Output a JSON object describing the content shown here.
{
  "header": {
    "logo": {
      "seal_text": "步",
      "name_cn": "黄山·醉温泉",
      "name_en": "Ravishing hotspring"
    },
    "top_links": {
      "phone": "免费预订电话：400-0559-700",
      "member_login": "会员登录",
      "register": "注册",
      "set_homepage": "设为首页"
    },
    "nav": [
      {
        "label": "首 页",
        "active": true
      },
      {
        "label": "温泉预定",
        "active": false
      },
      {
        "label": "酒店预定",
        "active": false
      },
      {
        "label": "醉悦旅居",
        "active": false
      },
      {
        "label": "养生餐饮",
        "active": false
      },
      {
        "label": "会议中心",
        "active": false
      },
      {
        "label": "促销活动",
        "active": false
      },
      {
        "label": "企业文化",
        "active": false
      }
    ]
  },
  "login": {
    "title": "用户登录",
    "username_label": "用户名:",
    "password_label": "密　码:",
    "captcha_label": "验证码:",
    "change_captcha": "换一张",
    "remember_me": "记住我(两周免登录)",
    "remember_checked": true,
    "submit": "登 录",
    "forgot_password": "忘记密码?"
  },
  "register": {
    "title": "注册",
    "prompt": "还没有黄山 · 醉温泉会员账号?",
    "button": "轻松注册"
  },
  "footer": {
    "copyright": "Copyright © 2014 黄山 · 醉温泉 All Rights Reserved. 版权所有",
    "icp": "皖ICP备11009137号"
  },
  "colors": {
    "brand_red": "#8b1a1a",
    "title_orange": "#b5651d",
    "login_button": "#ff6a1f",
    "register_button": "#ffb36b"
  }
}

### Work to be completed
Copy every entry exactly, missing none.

### Response area
Output a JSON object describing the content shown here.
{
  "header": {
    "logo": {
      "seal_text": "步",
      "name_cn": "黄山·醉温泉",
      "name_en": "Ravishing hotspring"
    },
    "top_links": {
      "phone": "免费预订电话：400-0559-700",
      "member_login": "会员登录",
      "register": "注册",
      "set_homepage": "设为首页"
    },
    "nav": [
      {
        "label": "首 页",
        "active": true
      },
      {
        "label": "温泉预定",
        "active": false
      },
      {
        "label": "酒店预定",
        "active": false
      },
      {
        "label": "醉悦旅居",
        "active": false
      },
      {
        "label": "养生餐饮",
        "active": false
      },
      {
        "label": "会议中心",
        "active": false
      },
      {
        "label": "促销活动",
        "active": false
      },
      {
        "label": "企业文化",
        "active": false
      }
    ]
  },
  "login": {
    "title": "用户登录",
    "username_label": "用户名:",
    "password_label": "密　码:",
    "captcha_label": "验证码:",
    "change_captcha": "换一张",
    "remember_me": "记住我(两周免登录)",
    "remember_checked": true,
    "submit": "登 录",
    "forgot_password": "忘记密码?"
  },
  "register": {
    "title": "注册",
    "prompt": "还没有黄山 · 醉温泉会员账号?",
    "button": "轻松注册"
  },
  "footer": {
    "copyright": "Copyright © 2014 黄山 · 醉温泉 All Rights Reserved. 版权所有",
    "icp": "皖ICP备11009137号"
  },
  "colors": {
    "brand_red": "#8b1a1a",
    "title_orange": "#b5651d",
    "login_button": "#ff6a1f",
    "register_button": "#ffb36b"
  }
}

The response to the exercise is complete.